Cingular becomes first US carrier to offer worldwide card, plan: The insanely named Option GlobeTrotter GT Max LaptopConnect card handles 850, 900, 1800, 1900, and 2100 megahertz (MHz) spectrum bands, covering GSM, GPRS, UMTS, and HSDPA worldwide. The card will be $100 with a two-year domestic or one-year GlobalConnect commitment. The card also includes Wi-Fi.
The service is priced by countries included in a particular plan. A North American plan includes the US, Canada, and Mexico for $110 per month; for $140 per month you get two dozen countries including North America and Australia, China, France, Germany, England, Japan, and others. These two plans include unlimited data in the US and 100 MB of data transfer in the selected other countries.
Data above the 100 MB is $5 per MB in GlobalConnect countries and $19.50 per MB in about 80 other countries. These overages may appear quite expensive in some ways, but having a defined and consistent rate has its benefits, and should allow control.

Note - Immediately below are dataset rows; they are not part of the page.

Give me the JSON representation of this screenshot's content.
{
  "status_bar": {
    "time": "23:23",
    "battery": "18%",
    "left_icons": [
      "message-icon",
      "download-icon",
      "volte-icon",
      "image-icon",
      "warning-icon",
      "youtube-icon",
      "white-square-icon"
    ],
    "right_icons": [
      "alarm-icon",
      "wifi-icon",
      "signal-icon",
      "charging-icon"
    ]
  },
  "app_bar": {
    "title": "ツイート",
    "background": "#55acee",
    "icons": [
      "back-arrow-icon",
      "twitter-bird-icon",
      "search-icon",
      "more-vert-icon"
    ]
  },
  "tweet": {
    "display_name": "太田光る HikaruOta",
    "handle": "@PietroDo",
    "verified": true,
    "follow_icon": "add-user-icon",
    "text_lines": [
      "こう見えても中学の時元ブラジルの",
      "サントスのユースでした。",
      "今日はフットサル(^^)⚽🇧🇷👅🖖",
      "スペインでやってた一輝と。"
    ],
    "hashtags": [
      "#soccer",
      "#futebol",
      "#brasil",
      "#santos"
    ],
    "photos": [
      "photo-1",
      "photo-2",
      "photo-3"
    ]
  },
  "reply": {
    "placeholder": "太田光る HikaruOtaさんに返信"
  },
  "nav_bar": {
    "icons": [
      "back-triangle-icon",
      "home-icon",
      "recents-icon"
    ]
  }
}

Other carriers with worldwide plans require two separate PC Cards. The antenna on this card retracts, allowing it to remain in the laptop while in storage or travel.

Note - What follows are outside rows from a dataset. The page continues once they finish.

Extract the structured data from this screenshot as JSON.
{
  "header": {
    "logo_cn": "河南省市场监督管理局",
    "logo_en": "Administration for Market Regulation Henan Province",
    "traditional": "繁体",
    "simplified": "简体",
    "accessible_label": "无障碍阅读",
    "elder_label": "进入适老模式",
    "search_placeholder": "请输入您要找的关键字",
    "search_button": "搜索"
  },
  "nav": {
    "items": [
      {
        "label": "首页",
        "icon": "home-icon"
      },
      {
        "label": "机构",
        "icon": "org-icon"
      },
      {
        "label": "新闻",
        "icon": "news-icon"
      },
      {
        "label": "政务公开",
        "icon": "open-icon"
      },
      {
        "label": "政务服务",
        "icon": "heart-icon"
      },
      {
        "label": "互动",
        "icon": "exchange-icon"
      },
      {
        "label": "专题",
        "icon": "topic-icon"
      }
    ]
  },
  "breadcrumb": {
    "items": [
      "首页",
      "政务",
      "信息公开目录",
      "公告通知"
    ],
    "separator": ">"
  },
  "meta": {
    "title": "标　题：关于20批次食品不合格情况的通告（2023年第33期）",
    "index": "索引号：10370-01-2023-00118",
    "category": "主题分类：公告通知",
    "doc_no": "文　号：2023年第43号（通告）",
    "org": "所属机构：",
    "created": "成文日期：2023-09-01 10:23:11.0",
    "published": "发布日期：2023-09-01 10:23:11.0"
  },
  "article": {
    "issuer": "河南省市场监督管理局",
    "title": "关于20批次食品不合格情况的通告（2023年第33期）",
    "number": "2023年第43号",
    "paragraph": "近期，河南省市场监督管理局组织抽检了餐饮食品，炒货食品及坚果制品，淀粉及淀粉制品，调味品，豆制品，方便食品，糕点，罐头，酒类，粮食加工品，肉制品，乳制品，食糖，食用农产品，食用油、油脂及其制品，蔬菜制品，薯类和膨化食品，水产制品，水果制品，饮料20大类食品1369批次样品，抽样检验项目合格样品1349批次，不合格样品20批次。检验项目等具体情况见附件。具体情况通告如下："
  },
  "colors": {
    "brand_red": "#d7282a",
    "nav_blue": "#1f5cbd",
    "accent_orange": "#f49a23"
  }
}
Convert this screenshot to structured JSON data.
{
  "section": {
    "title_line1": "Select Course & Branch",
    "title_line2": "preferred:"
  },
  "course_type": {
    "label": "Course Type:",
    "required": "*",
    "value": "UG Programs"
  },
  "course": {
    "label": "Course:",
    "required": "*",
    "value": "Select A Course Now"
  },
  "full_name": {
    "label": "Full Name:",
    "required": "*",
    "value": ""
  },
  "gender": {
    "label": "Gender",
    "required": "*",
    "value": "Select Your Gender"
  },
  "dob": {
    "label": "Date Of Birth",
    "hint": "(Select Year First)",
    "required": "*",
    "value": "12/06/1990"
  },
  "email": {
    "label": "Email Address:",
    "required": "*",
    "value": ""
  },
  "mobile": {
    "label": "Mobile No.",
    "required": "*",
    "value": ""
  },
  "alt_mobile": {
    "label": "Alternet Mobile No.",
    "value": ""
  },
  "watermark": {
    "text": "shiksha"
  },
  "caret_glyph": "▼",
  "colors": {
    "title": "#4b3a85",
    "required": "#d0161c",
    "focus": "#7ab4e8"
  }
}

Bowing to the inevitable, Verizon Wireless lets users access EVDO via certain phones: This PC Magazine article notes the LG VX9800 (an overfeatured but interesting phone I reviewed last year), the Motorola RAZR V3c, Motorola E815, and LG VX8100 can be used as 3G modems with a USB cable. The article notes that Verizon has ostensibly stilled disabled the Bluetooth dial-up networking (DUN) feature, but there are hacks to make it work.
Unlimited usage is $60 per month, not as Verizon says in this article, “in addition to their voice plans,” but rather only if a two-year commitment to EVDO service is made in addition to their voice plan. Quite a difference—nearly $240 per year if you choose to keep your options open. (The article also says EVDO average 700 Kbps; more like peak. The rates I’ve seen in most tests are 200 to 400 Kbps with much higher consistent rates on occasion.)
Sprint Nextel has been offering EVDO for weeks in tethered and PC Card options, which has put the pressure on Verizon for parity.